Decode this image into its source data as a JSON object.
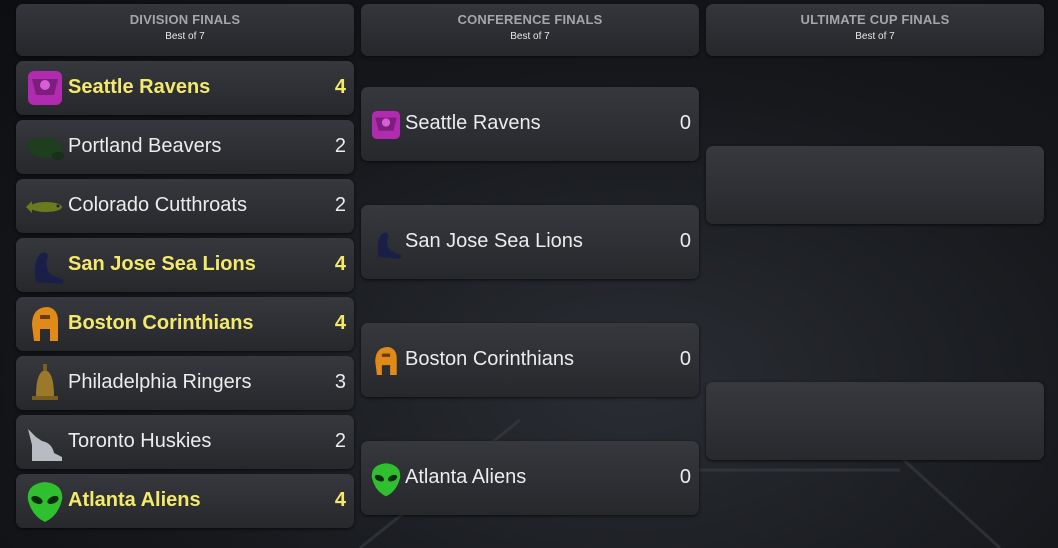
{
  "columns": [
    {
      "title": "DIVISION FINALS",
      "subtitle": "Best of 7"
    },
    {
      "title": "CONFERENCE FINALS",
      "subtitle": "Best of 7"
    },
    {
      "title": "ULTIMATE CUP FINALS",
      "subtitle": "Best of 7"
    }
  ],
  "division": [
    {
      "team": "Seattle Ravens",
      "score": "4",
      "winner": true,
      "icon": "raven-icon",
      "color": "#b02bb0"
    },
    {
      "team": "Portland Beavers",
      "score": "2",
      "winner": false,
      "icon": "beaver-icon",
      "color": "#1f3d1f"
    },
    {
      "team": "Colorado Cutthroats",
      "score": "2",
      "winner": false,
      "icon": "trout-icon",
      "color": "#6b7a1e"
    },
    {
      "team": "San Jose Sea Lions",
      "score": "4",
      "winner": true,
      "icon": "sea-lion-icon",
      "color": "#1a1f4a"
    },
    {
      "team": "Boston Corinthians",
      "score": "4",
      "winner": true,
      "icon": "helmet-icon",
      "color": "#e08a1a"
    },
    {
      "team": "Philadelphia Ringers",
      "score": "3",
      "winner": false,
      "icon": "bell-icon",
      "color": "#9a7a2a"
    },
    {
      "team": "Toronto Huskies",
      "score": "2",
      "winner": false,
      "icon": "husky-icon",
      "color": "#b8bcc2"
    },
    {
      "team": "Atlanta Aliens",
      "score": "4",
      "winner": true,
      "icon": "alien-icon",
      "color": "#2fbf2f"
    }
  ],
  "conference": [
    {
      "team": "Seattle Ravens",
      "score": "0",
      "icon": "raven-icon"
    },
    {
      "team": "San Jose Sea Lions",
      "score": "0",
      "icon": "sea-lion-icon"
    },
    {
      "team": "Boston Corinthians",
      "score": "0",
      "icon": "helmet-icon"
    },
    {
      "team": "Atlanta Aliens",
      "score": "0",
      "icon": "alien-icon"
    }
  ],
  "colors": {
    "winner_text": "#f3e96b",
    "text": "#ececec",
    "header_text": "#a4a6ab"
  }
}
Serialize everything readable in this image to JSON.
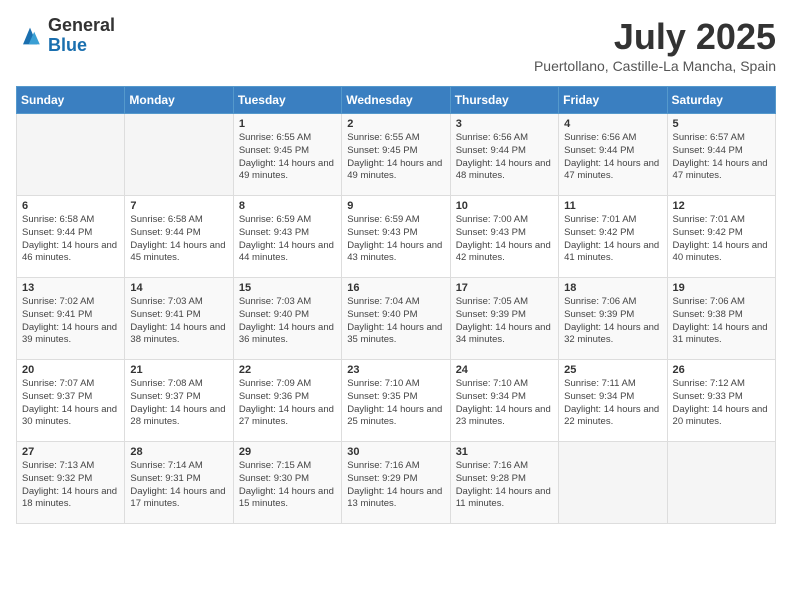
{
  "logo": {
    "general": "General",
    "blue": "Blue"
  },
  "header": {
    "month": "July 2025",
    "location": "Puertollano, Castille-La Mancha, Spain"
  },
  "weekdays": [
    "Sunday",
    "Monday",
    "Tuesday",
    "Wednesday",
    "Thursday",
    "Friday",
    "Saturday"
  ],
  "weeks": [
    [
      {
        "day": "",
        "info": ""
      },
      {
        "day": "",
        "info": ""
      },
      {
        "day": "1",
        "info": "Sunrise: 6:55 AM\nSunset: 9:45 PM\nDaylight: 14 hours and 49 minutes."
      },
      {
        "day": "2",
        "info": "Sunrise: 6:55 AM\nSunset: 9:45 PM\nDaylight: 14 hours and 49 minutes."
      },
      {
        "day": "3",
        "info": "Sunrise: 6:56 AM\nSunset: 9:44 PM\nDaylight: 14 hours and 48 minutes."
      },
      {
        "day": "4",
        "info": "Sunrise: 6:56 AM\nSunset: 9:44 PM\nDaylight: 14 hours and 47 minutes."
      },
      {
        "day": "5",
        "info": "Sunrise: 6:57 AM\nSunset: 9:44 PM\nDaylight: 14 hours and 47 minutes."
      }
    ],
    [
      {
        "day": "6",
        "info": "Sunrise: 6:58 AM\nSunset: 9:44 PM\nDaylight: 14 hours and 46 minutes."
      },
      {
        "day": "7",
        "info": "Sunrise: 6:58 AM\nSunset: 9:44 PM\nDaylight: 14 hours and 45 minutes."
      },
      {
        "day": "8",
        "info": "Sunrise: 6:59 AM\nSunset: 9:43 PM\nDaylight: 14 hours and 44 minutes."
      },
      {
        "day": "9",
        "info": "Sunrise: 6:59 AM\nSunset: 9:43 PM\nDaylight: 14 hours and 43 minutes."
      },
      {
        "day": "10",
        "info": "Sunrise: 7:00 AM\nSunset: 9:43 PM\nDaylight: 14 hours and 42 minutes."
      },
      {
        "day": "11",
        "info": "Sunrise: 7:01 AM\nSunset: 9:42 PM\nDaylight: 14 hours and 41 minutes."
      },
      {
        "day": "12",
        "info": "Sunrise: 7:01 AM\nSunset: 9:42 PM\nDaylight: 14 hours and 40 minutes."
      }
    ],
    [
      {
        "day": "13",
        "info": "Sunrise: 7:02 AM\nSunset: 9:41 PM\nDaylight: 14 hours and 39 minutes."
      },
      {
        "day": "14",
        "info": "Sunrise: 7:03 AM\nSunset: 9:41 PM\nDaylight: 14 hours and 38 minutes."
      },
      {
        "day": "15",
        "info": "Sunrise: 7:03 AM\nSunset: 9:40 PM\nDaylight: 14 hours and 36 minutes."
      },
      {
        "day": "16",
        "info": "Sunrise: 7:04 AM\nSunset: 9:40 PM\nDaylight: 14 hours and 35 minutes."
      },
      {
        "day": "17",
        "info": "Sunrise: 7:05 AM\nSunset: 9:39 PM\nDaylight: 14 hours and 34 minutes."
      },
      {
        "day": "18",
        "info": "Sunrise: 7:06 AM\nSunset: 9:39 PM\nDaylight: 14 hours and 32 minutes."
      },
      {
        "day": "19",
        "info": "Sunrise: 7:06 AM\nSunset: 9:38 PM\nDaylight: 14 hours and 31 minutes."
      }
    ],
    [
      {
        "day": "20",
        "info": "Sunrise: 7:07 AM\nSunset: 9:37 PM\nDaylight: 14 hours and 30 minutes."
      },
      {
        "day": "21",
        "info": "Sunrise: 7:08 AM\nSunset: 9:37 PM\nDaylight: 14 hours and 28 minutes."
      },
      {
        "day": "22",
        "info": "Sunrise: 7:09 AM\nSunset: 9:36 PM\nDaylight: 14 hours and 27 minutes."
      },
      {
        "day": "23",
        "info": "Sunrise: 7:10 AM\nSunset: 9:35 PM\nDaylight: 14 hours and 25 minutes."
      },
      {
        "day": "24",
        "info": "Sunrise: 7:10 AM\nSunset: 9:34 PM\nDaylight: 14 hours and 23 minutes."
      },
      {
        "day": "25",
        "info": "Sunrise: 7:11 AM\nSunset: 9:34 PM\nDaylight: 14 hours and 22 minutes."
      },
      {
        "day": "26",
        "info": "Sunrise: 7:12 AM\nSunset: 9:33 PM\nDaylight: 14 hours and 20 minutes."
      }
    ],
    [
      {
        "day": "27",
        "info": "Sunrise: 7:13 AM\nSunset: 9:32 PM\nDaylight: 14 hours and 18 minutes."
      },
      {
        "day": "28",
        "info": "Sunrise: 7:14 AM\nSunset: 9:31 PM\nDaylight: 14 hours and 17 minutes."
      },
      {
        "day": "29",
        "info": "Sunrise: 7:15 AM\nSunset: 9:30 PM\nDaylight: 14 hours and 15 minutes."
      },
      {
        "day": "30",
        "info": "Sunrise: 7:16 AM\nSunset: 9:29 PM\nDaylight: 14 hours and 13 minutes."
      },
      {
        "day": "31",
        "info": "Sunrise: 7:16 AM\nSunset: 9:28 PM\nDaylight: 14 hours and 11 minutes."
      },
      {
        "day": "",
        "info": ""
      },
      {
        "day": "",
        "info": ""
      }
    ]
  ]
}
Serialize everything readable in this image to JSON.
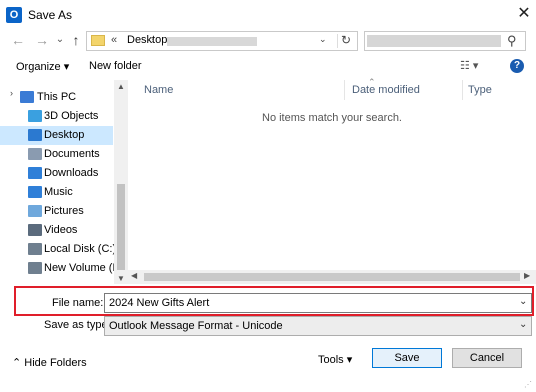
{
  "window": {
    "title": "Save As",
    "close_glyph": "✕",
    "app_icon_label": "O"
  },
  "nav": {
    "back": "←",
    "forward": "→",
    "history": "⌄",
    "up": "↑"
  },
  "address": {
    "prefix": "«",
    "crumb": "Desktop",
    "chevron": "›",
    "dropdown": "⌄",
    "refresh": "↻"
  },
  "search": {
    "icon": "⚲"
  },
  "toolbar": {
    "organize": "Organize ▾",
    "new_folder": "New folder",
    "view": "☷ ▾",
    "help": "?"
  },
  "sidebar": {
    "items": [
      {
        "label": "This PC",
        "icon": "computer-icon",
        "color": "#3a7bd5"
      },
      {
        "label": "3D Objects",
        "icon": "3d-objects-icon",
        "color": "#3aa0e0"
      },
      {
        "label": "Desktop",
        "icon": "desktop-icon",
        "color": "#2b79d0",
        "selected": true
      },
      {
        "label": "Documents",
        "icon": "documents-icon",
        "color": "#8a9bb0"
      },
      {
        "label": "Downloads",
        "icon": "downloads-icon",
        "color": "#2f7fd8"
      },
      {
        "label": "Music",
        "icon": "music-icon",
        "color": "#2f7fd8"
      },
      {
        "label": "Pictures",
        "icon": "pictures-icon",
        "color": "#6fa8dc"
      },
      {
        "label": "Videos",
        "icon": "videos-icon",
        "color": "#5b6b7d"
      },
      {
        "label": "Local Disk (C:)",
        "icon": "drive-icon",
        "color": "#6f7f8f"
      },
      {
        "label": "New Volume (D:",
        "icon": "drive-icon",
        "color": "#6f7f8f"
      }
    ]
  },
  "filelist": {
    "columns": [
      "Name",
      "Date modified",
      "Type"
    ],
    "empty_message": "No items match your search."
  },
  "form": {
    "file_name_label": "File name:",
    "file_name_value": "2024 New Gifts Alert",
    "save_type_label": "Save as type:",
    "save_type_value": "Outlook Message Format - Unicode"
  },
  "footer": {
    "hide_folders": "⌃  Hide Folders",
    "tools": "Tools   ▾",
    "save": "Save",
    "cancel": "Cancel"
  },
  "colors": {
    "highlight": "#e01e2a",
    "selection": "#cce8ff",
    "accent": "#0078d7"
  }
}
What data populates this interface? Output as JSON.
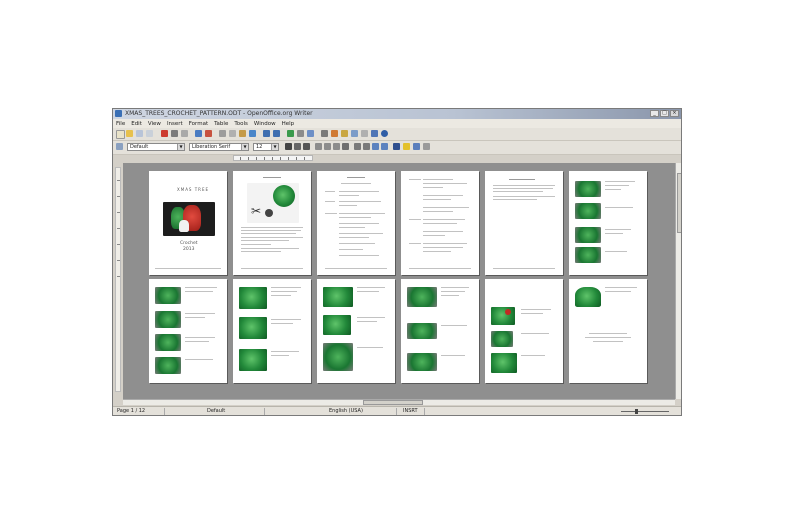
{
  "window": {
    "title": "XMAS_TREES_CROCHET_PATTERN.ODT - OpenOffice.org Writer",
    "controls": [
      "_",
      "□",
      "×"
    ]
  },
  "menu": [
    "File",
    "Edit",
    "View",
    "Insert",
    "Format",
    "Table",
    "Tools",
    "Window",
    "Help"
  ],
  "format_toolbar": {
    "style": "Default",
    "font": "Liberation Serif",
    "size": "12"
  },
  "pages_row1": [
    {
      "type": "cover",
      "title": "XMAS TREE",
      "subtitle": "Crochet",
      "sub2": "2013"
    },
    {
      "type": "materials"
    },
    {
      "type": "text"
    },
    {
      "type": "text"
    },
    {
      "type": "text-short"
    },
    {
      "type": "photos-right"
    }
  ],
  "pages_row2": [
    {
      "type": "photos-left",
      "count": 4
    },
    {
      "type": "photos-left",
      "count": 3
    },
    {
      "type": "photos-left",
      "count": 3
    },
    {
      "type": "photos-left",
      "count": 3
    },
    {
      "type": "photos-left",
      "count": 3
    },
    {
      "type": "final"
    }
  ],
  "status": {
    "page": "Page 1 / 12",
    "style": "Default",
    "language": "English (USA)",
    "mode": "INSRT",
    "zoom": "Zoom"
  },
  "colors": {
    "canvas": "#8f8f8f",
    "toolbar": "#e4e1da",
    "crochet_green": "#22893a",
    "accent_red": "#c22a23"
  },
  "icons": [
    "new-icon",
    "open-icon",
    "save-icon",
    "print-icon",
    "cut-icon",
    "copy-icon",
    "paste-icon",
    "undo-icon",
    "redo-icon",
    "bold-icon",
    "italic-icon",
    "underline-icon",
    "align-left-icon",
    "align-center-icon",
    "align-right-icon",
    "justify-icon"
  ]
}
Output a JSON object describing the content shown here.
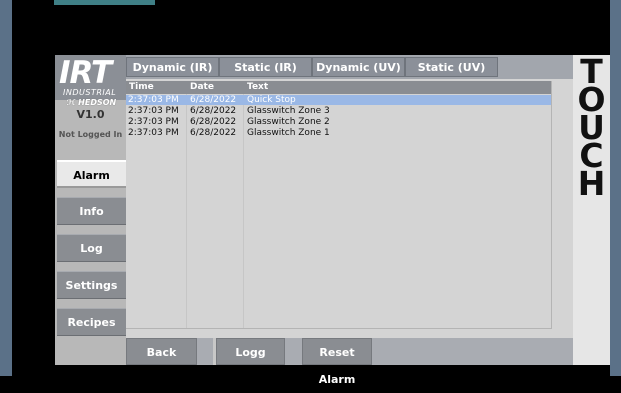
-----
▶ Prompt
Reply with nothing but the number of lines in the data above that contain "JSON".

▶ Solution for this problem
5